A strength of the project is that the student will benefit from working closely with experts who have worked in Antarctica for many years and been involved in the collection of many of the sample suits.  Two of the scientists are expert geochemists and the other a highly experienced volcanologist. This project is made possible only by their involvement.

Further details

Please contact Dr Tiffany Barry at the University of Leicester, on [email protected], for further details.

To apply to this project please visit:

Possible timeline

Year 1

Bring together the available information for the Antarctic Peninsula arc. Examine the rock collections for the arc and together with staff from BAS bring together a representative range of rock types from across and along the arc. Assess what geochemical techniques will be best employed to characterise the rocks. Using the rock crushing, XRF and ICPMS facilities at Leicester, begin characterising the samples.
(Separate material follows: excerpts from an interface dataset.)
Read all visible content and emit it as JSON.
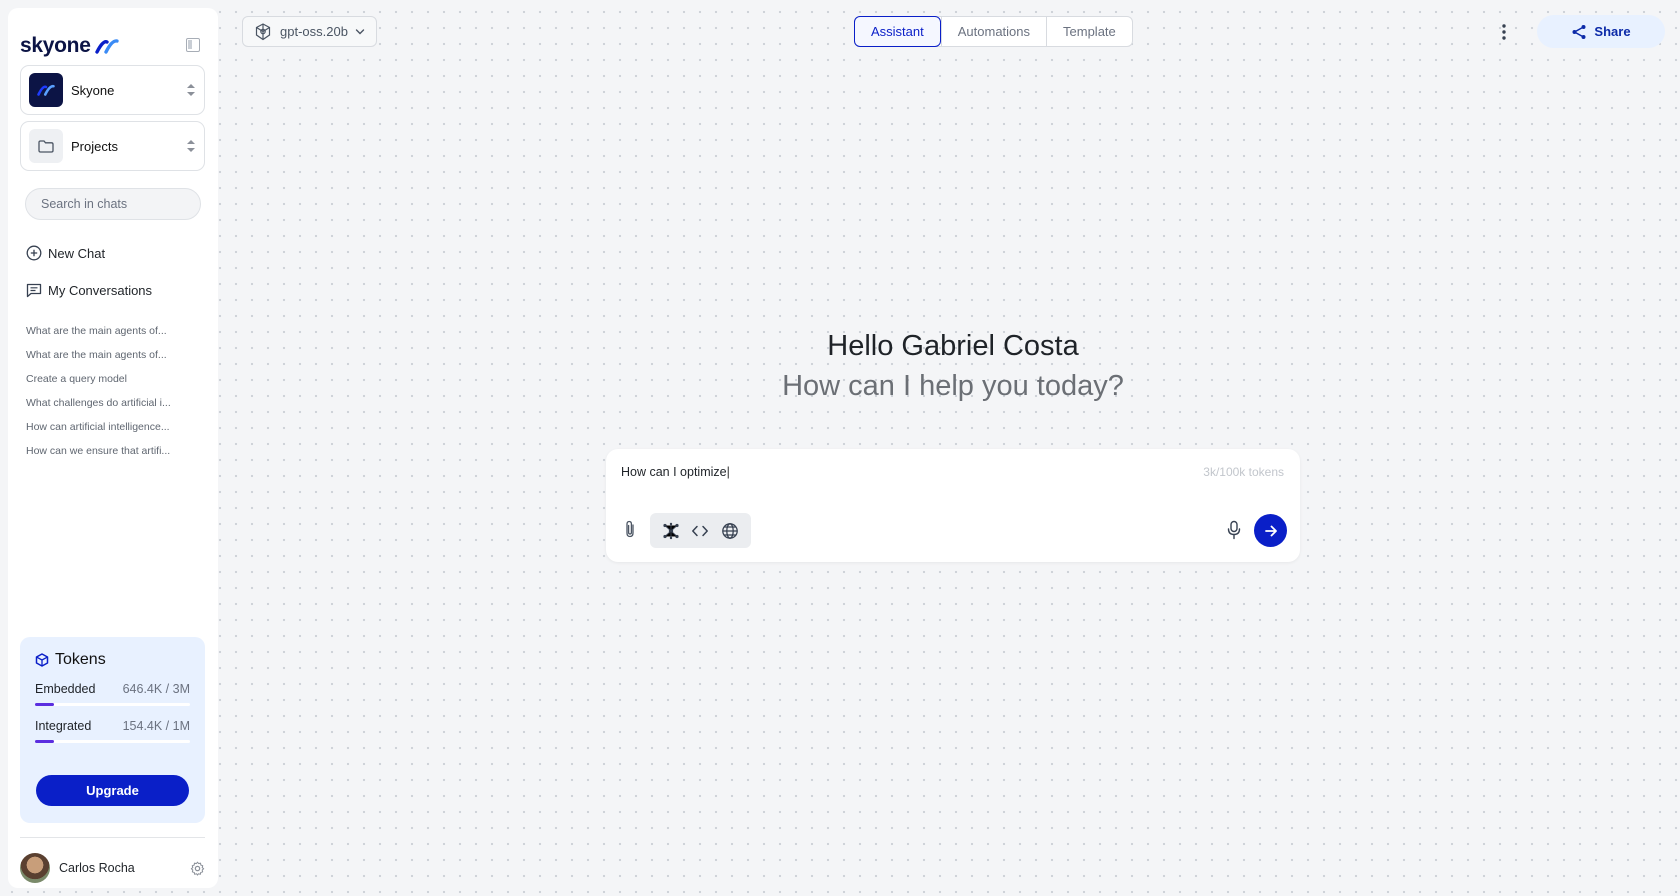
{
  "brand": {
    "name": "skyone",
    "accent": "#0a1fc8",
    "dark": "#0c1445"
  },
  "sidebar": {
    "workspace": {
      "label": "Skyone"
    },
    "projects": {
      "label": "Projects"
    },
    "search": {
      "placeholder": "Search in chats"
    },
    "new_chat": "New Chat",
    "conversations_title": "My Conversations",
    "history": [
      "What are the main agents of...",
      "What are the main agents of...",
      "Create a query model",
      "What challenges do artificial i...",
      "How can artificial intelligence...",
      "How can we ensure that artifi..."
    ],
    "tokens": {
      "title": "Tokens",
      "rows": [
        {
          "name": "Embedded",
          "value": "646.4K / 3M",
          "progress_percent": 12
        },
        {
          "name": "Integrated",
          "value": "154.4K / 1M",
          "progress_percent": 12
        }
      ],
      "upgrade_label": "Upgrade"
    },
    "user": {
      "name": "Carlos Rocha"
    }
  },
  "topbar": {
    "model": "gpt-oss.20b",
    "tabs": [
      {
        "label": "Assistant",
        "active": true
      },
      {
        "label": "Automations",
        "active": false
      },
      {
        "label": "Template",
        "active": false
      }
    ],
    "share_label": "Share"
  },
  "main": {
    "greeting": "Hello Gabriel Costa",
    "subtitle": "How can I help you today?",
    "composer": {
      "value": "How can I optimize",
      "token_count": "3k/100k tokens"
    }
  }
}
Give a presentation within the School and attend a national/international conference.

Year 2

Select a sub-set of samples for geochronology and prepare samples for either U/Pb or Ar/Ar dating. Using the chemical data, determine the petrogenesis of the rocks by undertaking chemical modelling. Select a subset of samples for radiogenic isotope study, and collect data. Give a presentation at a national meeting.

Year 3

Interpret the isotope, geochronological and wholerock data to draw together an evolutionary model of the development of the volcanic arc. Contrast this with the development of other continental arcs and assess the implications for regional dynamics. Develop a geodynamic model which can be visualised in a 4D model. Present your results at a major international meeting. Complete thesis writing.

Further reading

Leat, P.T. and Riley, T.R. Antarctic Peninsula & South Shetland Islands II. Petrology. In: Smellie, J., Panter, K. and Geyer, A (Eds.) Volcanism in Antarctica: 200 Million Years of Subduction, Rifting and Continental Break-Up. Geological Society, London, Memoir (2018).


The project builds on legacy samples that have been collected over many years. No fieldwork is essential, though visits to analogous areas would be advantageous for the development of the student’s understanding.